Could you find each line of the data below that contains the word "icon" and copy those lines?

▽

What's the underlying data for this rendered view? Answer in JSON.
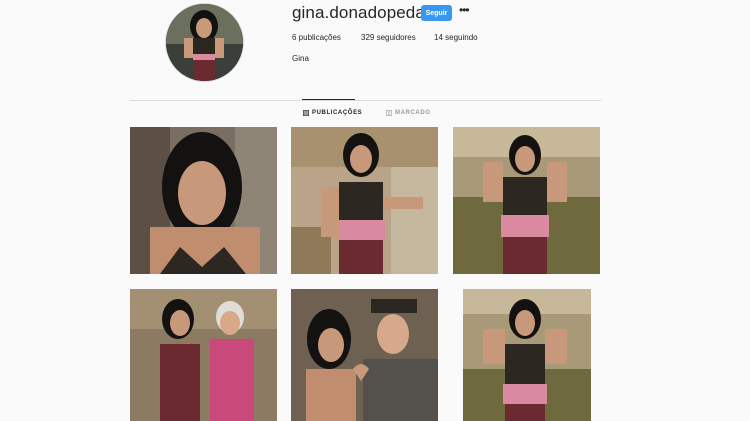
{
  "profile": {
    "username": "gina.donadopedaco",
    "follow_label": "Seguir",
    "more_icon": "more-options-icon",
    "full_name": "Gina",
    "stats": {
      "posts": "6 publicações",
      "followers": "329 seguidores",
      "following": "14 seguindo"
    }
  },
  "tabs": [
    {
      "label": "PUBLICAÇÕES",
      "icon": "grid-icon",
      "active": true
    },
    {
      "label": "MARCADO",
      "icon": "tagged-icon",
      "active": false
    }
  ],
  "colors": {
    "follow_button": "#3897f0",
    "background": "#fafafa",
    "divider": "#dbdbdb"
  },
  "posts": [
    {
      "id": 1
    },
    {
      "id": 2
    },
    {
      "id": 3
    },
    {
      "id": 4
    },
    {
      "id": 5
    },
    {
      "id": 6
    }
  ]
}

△

■ **TASK OUTPUT**
    "more_icon": "more-options-icon",
      "icon": "grid-icon",
      "icon": "tagged-icon",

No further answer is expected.